Above: Paul Newman with Robert Redford in October 2004. Photo by Evan Agostini/Getty Images.
Paul Newman was more than just an actor, or even a star; he was a legend. In today’s increasingly here today, forgotten tomorrow era of celebrity, being a legend is extremely rare, and Hollywood has lost one its remaining few.
More than just a great actor and artist, Newman was also a humanitarian and a genuinely good person. All that money from Newman’s Own went to charity. He started camps and charity funds for terminally ill children. He was married to Joanne Woodward for 50 years — something almost unheard of, Hollywood or anywhere else.
A few years ago, Robert Redford sponsored this thing for Sundance called “Iconoclasts”, where celebrities interview people they consider icons or personal heroes. Redford interviewed Newman, and I remember watching that program and walking way with even more respect for both men.

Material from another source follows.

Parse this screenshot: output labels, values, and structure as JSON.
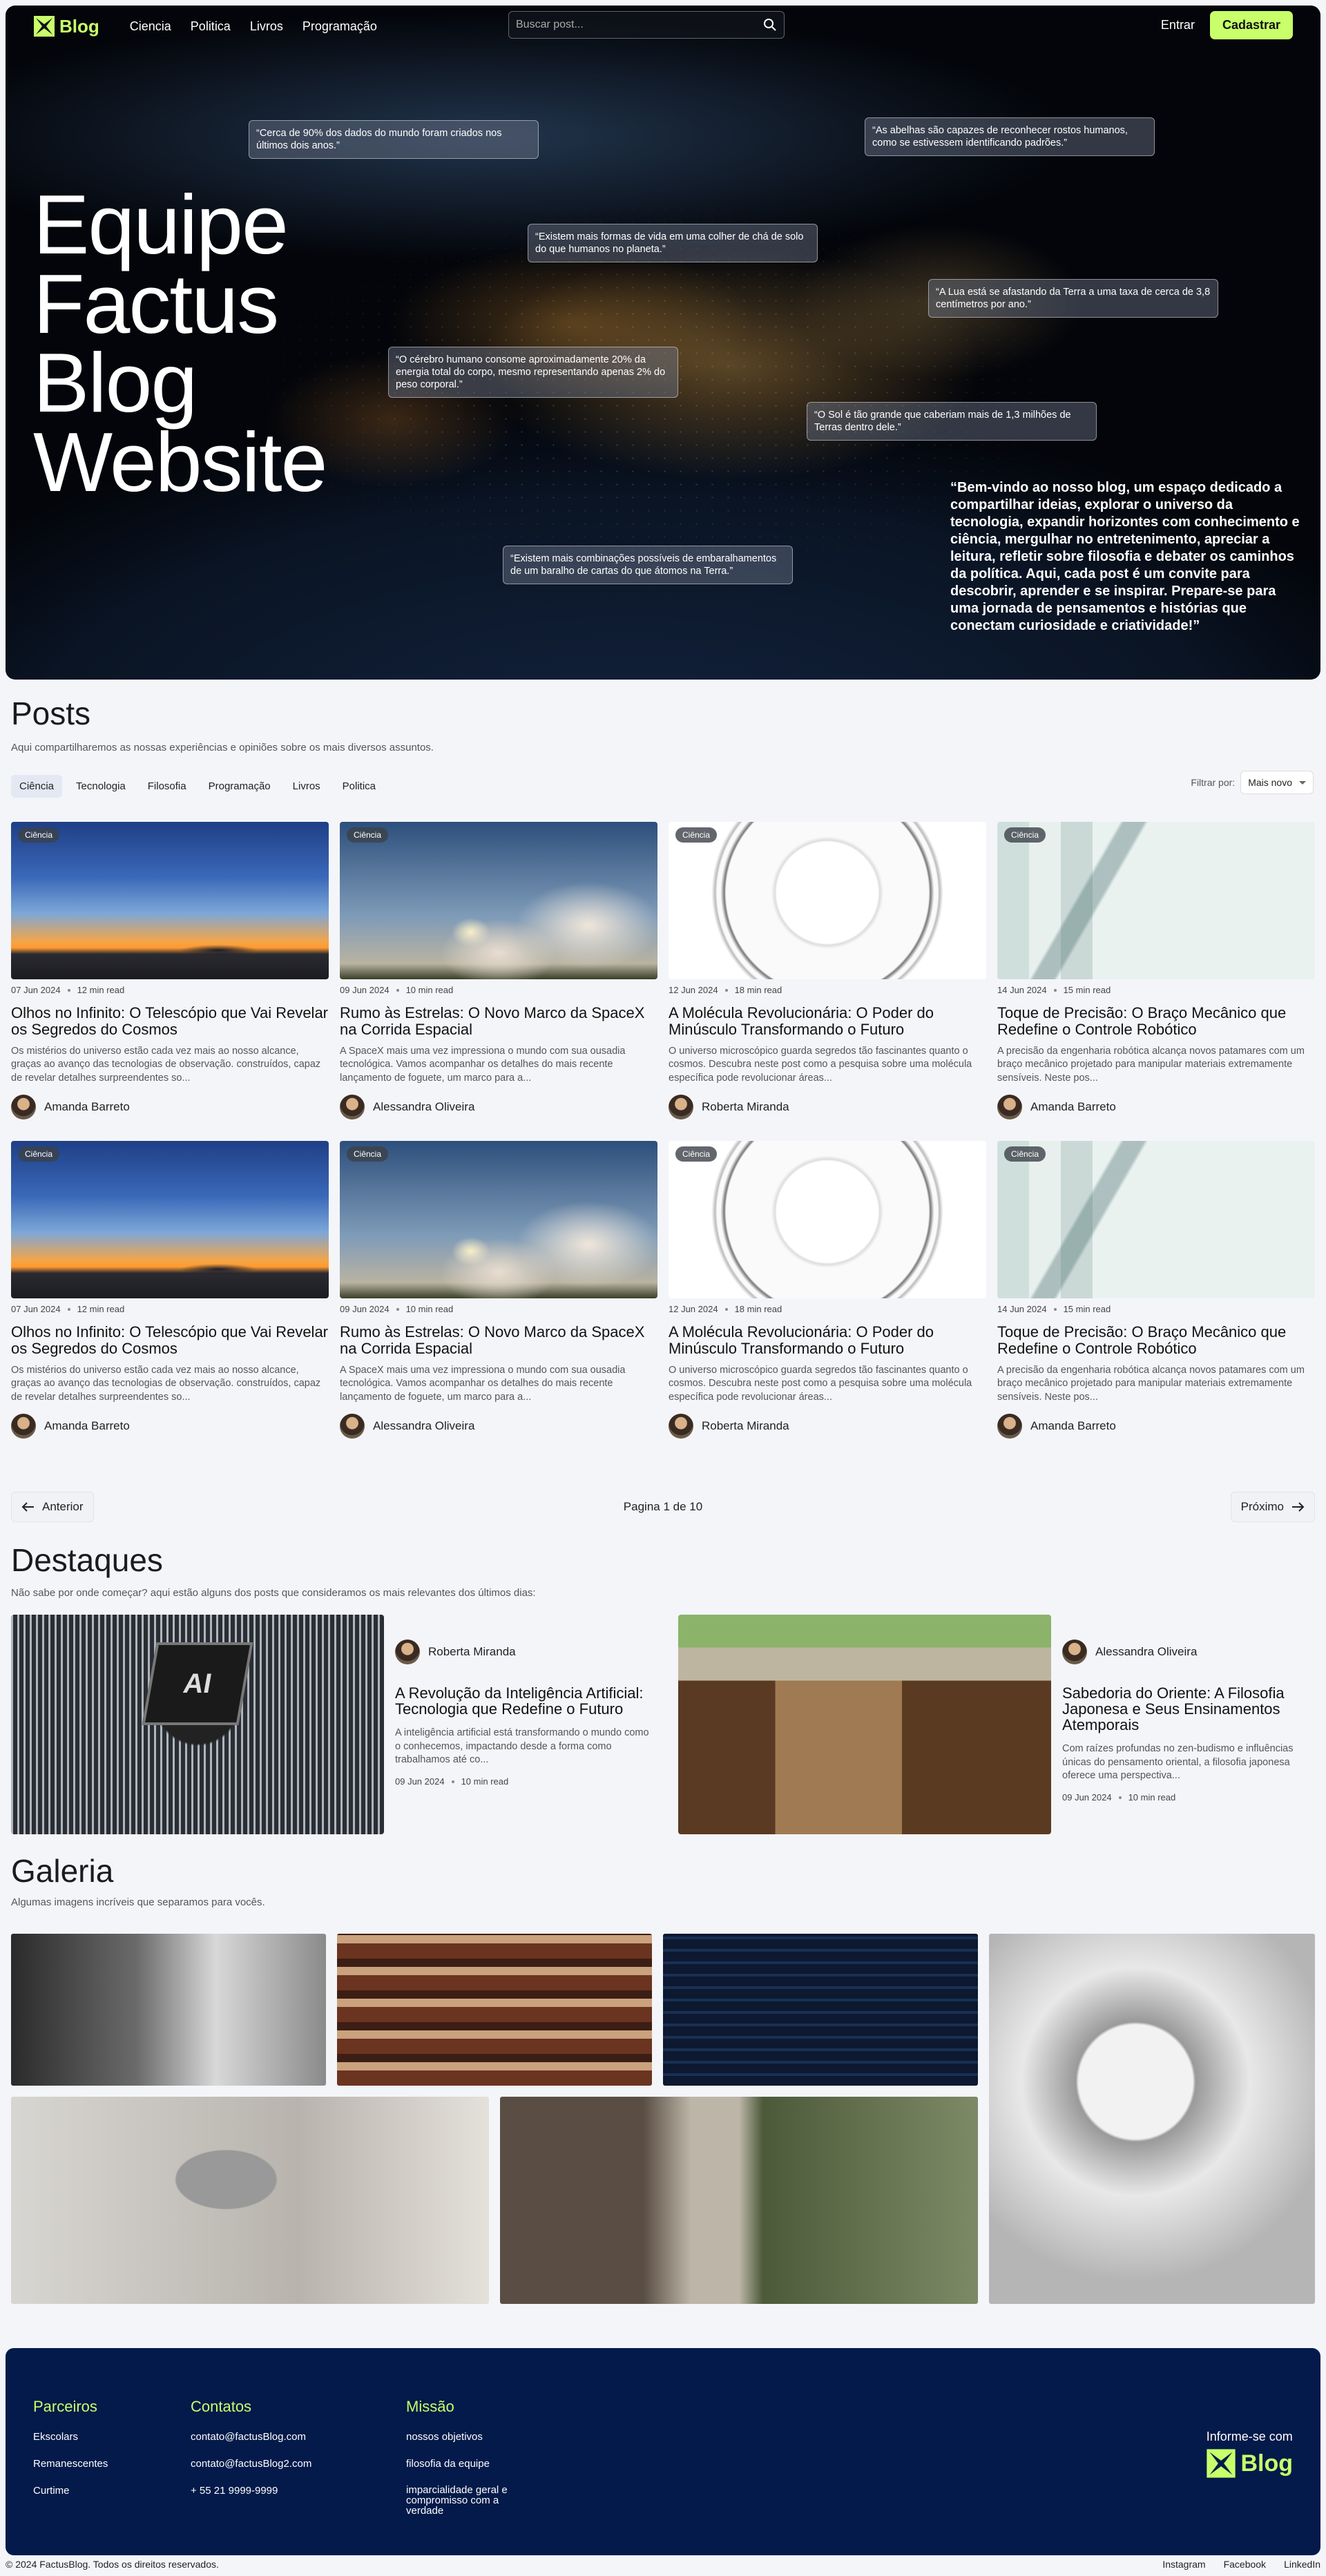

George Roy Hill (who would direct Newman in both The Sting and Slap Shot) directed my favorite Newman film, Butch Cassidy and the Sundance Kid. I first saw “Butch Cassidy” in high school, and it resonated with me in a way few films have. The parallels between Butch and Sundance’s realization that their way of life is ending and the turbulence and end of idealism of the 1960s remains one of the more subtle, and I think powerful, messages in all of cinema.
Paul Newman owned that role. He owned every role he every played. Whether it was Brick, the alcoholic and tortured (and tortuous) husband in Richard Brooks’ adaptation of Tennessee Williams’ Cat on a Hot Tin Roof, or his roles as anti-heroes in Cool Hand Luke and The Color of Money and The Hustler, Newman made roles his own.
And the man was funny! In addition to “Slap Shots,” Newman was brilliant in The Hudsucker Proxy, you know, “for kids.”
My cousin’s son LOVED him in Cars — the last film he did any major press for.
Just looking at his filmography, it is clear that the man was just flat out good.
Still, it was his personal contributions to help children, the sick and the poor that really stand out. He was on Nixon’s Enemies List — something of which he was very, very proud, and was never embarrassed to be labeled “a liberal.” If more people like Paul Newman would embrace the liberal label today, we might be able to fight back from the stigma assholes like Rush Limbaugh, Sean Hannity and Bill O’Reilly try to attach to that ideology.
Paul Newman was a legend, IS a legend, and his presence will be missed.
Rest in Peace.
Paul Newman: 1925 — 2008
3 people have left comments
Ken Carpenter said:
You must rent “The Verdict” and “The Hustler.” Those two films are perfect bookends for his career.
york pa roofing said:
Yea he was a real legend. His charitiable contributions are amazing too. Great guy!